Stored dataset items.
-- -- --

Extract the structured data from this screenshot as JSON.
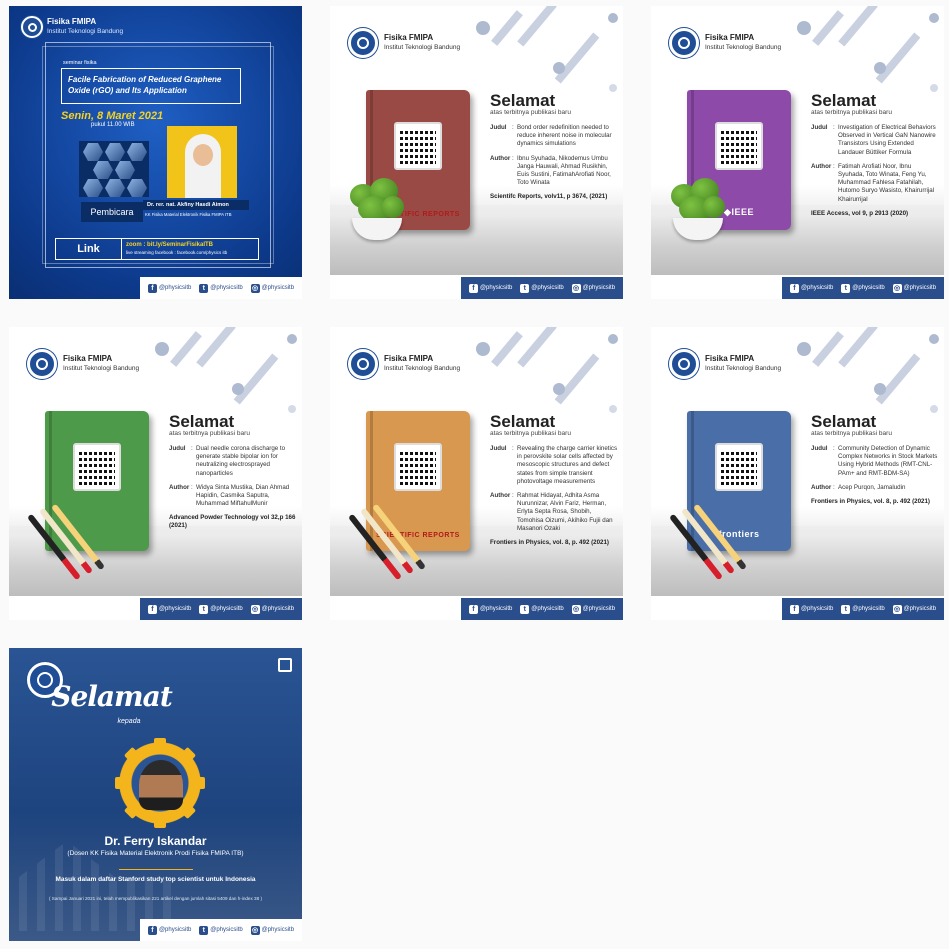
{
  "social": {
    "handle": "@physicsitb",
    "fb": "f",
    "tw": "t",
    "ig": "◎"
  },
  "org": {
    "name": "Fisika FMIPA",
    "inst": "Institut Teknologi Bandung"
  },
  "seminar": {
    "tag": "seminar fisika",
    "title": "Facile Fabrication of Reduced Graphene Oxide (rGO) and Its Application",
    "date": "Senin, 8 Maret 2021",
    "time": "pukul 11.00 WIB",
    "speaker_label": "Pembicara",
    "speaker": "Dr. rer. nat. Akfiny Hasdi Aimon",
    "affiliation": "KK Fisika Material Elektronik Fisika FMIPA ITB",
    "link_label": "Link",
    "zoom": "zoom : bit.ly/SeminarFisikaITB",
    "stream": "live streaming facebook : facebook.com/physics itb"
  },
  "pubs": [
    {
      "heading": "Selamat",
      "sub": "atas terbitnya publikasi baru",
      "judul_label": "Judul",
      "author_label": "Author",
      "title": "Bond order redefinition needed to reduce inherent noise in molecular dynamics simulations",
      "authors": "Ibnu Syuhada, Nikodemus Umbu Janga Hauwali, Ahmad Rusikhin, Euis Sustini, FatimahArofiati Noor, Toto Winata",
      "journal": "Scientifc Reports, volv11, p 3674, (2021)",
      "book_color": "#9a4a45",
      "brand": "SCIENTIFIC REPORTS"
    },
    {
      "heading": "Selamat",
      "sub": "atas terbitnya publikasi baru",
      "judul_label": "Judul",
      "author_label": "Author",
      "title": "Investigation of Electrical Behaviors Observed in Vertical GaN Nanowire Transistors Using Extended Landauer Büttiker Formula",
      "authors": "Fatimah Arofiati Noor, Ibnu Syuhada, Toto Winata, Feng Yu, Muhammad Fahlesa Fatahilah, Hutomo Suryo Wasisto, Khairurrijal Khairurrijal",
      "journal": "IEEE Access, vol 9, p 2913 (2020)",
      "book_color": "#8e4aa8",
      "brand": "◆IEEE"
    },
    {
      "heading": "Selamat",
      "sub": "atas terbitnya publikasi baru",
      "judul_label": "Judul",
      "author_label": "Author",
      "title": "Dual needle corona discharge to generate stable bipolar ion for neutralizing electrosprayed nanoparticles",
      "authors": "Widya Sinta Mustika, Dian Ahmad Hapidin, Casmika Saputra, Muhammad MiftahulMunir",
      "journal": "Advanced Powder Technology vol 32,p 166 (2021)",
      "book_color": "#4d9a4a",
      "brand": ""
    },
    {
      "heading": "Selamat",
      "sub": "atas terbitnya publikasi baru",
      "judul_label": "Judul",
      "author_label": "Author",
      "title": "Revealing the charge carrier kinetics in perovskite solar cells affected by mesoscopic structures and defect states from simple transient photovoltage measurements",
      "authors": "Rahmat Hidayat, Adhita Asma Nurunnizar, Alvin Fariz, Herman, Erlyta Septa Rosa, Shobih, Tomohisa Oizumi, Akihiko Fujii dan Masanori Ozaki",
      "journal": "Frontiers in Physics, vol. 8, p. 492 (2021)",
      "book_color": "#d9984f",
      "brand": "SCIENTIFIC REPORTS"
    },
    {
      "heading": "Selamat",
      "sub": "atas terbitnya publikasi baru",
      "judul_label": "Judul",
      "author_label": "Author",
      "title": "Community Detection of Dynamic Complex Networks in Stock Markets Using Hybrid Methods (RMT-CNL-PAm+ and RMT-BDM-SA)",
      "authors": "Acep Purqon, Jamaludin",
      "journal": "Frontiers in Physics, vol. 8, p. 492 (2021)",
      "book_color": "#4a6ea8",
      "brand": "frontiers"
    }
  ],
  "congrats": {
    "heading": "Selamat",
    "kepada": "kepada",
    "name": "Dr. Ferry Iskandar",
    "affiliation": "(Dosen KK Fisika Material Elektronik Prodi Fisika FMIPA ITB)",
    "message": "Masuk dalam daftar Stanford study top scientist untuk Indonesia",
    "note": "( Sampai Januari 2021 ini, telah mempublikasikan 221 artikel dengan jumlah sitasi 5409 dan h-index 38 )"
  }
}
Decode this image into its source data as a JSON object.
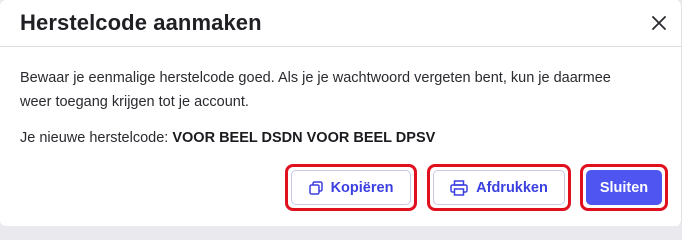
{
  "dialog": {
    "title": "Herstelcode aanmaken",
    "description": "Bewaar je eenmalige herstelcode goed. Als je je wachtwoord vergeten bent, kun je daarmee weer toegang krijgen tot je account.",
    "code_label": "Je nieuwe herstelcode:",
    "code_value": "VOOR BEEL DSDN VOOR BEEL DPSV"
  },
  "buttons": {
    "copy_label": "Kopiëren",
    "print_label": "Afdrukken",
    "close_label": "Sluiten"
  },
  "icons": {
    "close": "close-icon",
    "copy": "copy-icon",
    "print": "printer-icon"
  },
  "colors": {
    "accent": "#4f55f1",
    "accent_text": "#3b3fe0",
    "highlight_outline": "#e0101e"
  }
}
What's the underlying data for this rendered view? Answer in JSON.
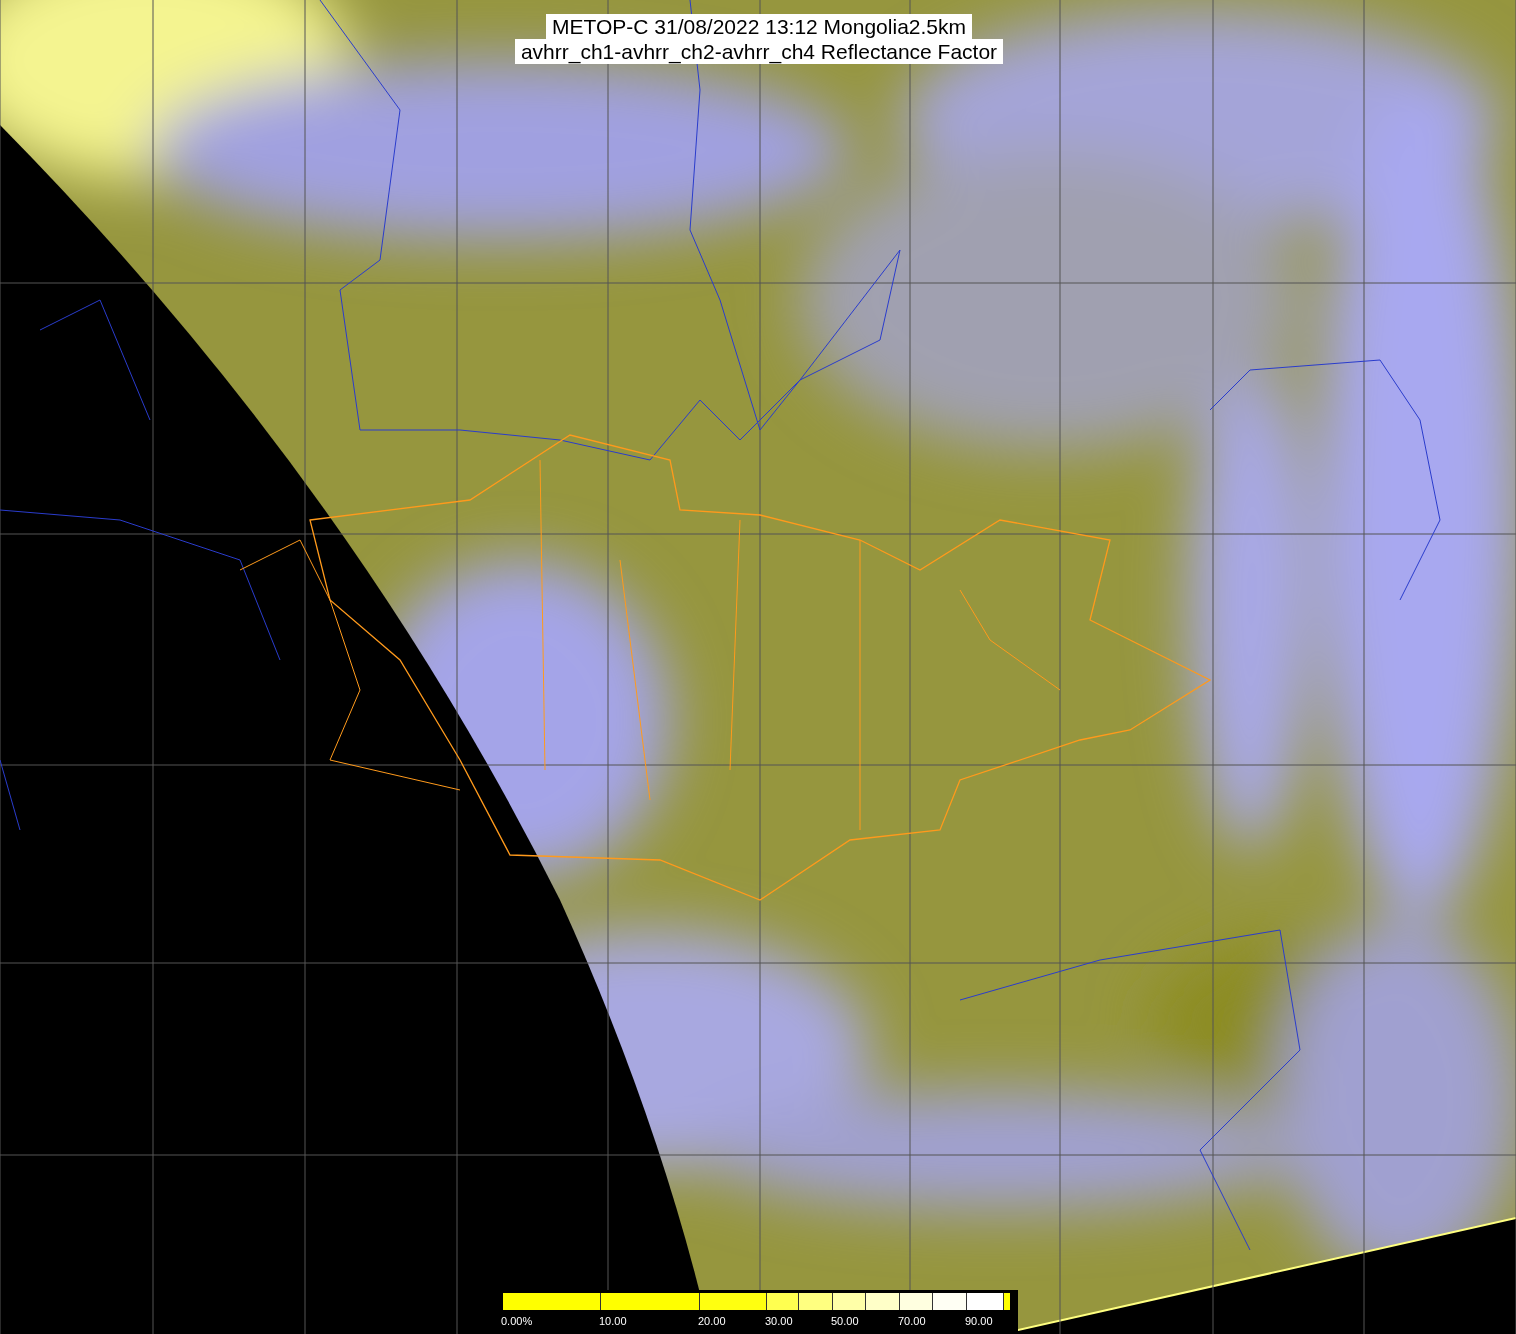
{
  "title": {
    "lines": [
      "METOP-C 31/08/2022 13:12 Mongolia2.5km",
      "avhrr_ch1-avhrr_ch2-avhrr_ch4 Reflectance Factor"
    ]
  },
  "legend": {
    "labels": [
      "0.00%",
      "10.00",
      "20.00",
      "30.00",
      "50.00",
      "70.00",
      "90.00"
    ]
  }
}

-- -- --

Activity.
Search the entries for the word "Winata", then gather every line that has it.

Task result.
      "authors": "Ibnu Syuhada, Nikodemus Umbu Janga Hauwali, Ahmad Rusikhin, Euis Sustini, FatimahArofiati Noor, Toto Winata",
      "authors": "Fatimah Arofiati Noor, Ibnu Syuhada, Toto Winata, Feng Yu, Muhammad Fahlesa Fatahilah, Hutomo Suryo Wasisto, Khairurrijal Khairurrijal",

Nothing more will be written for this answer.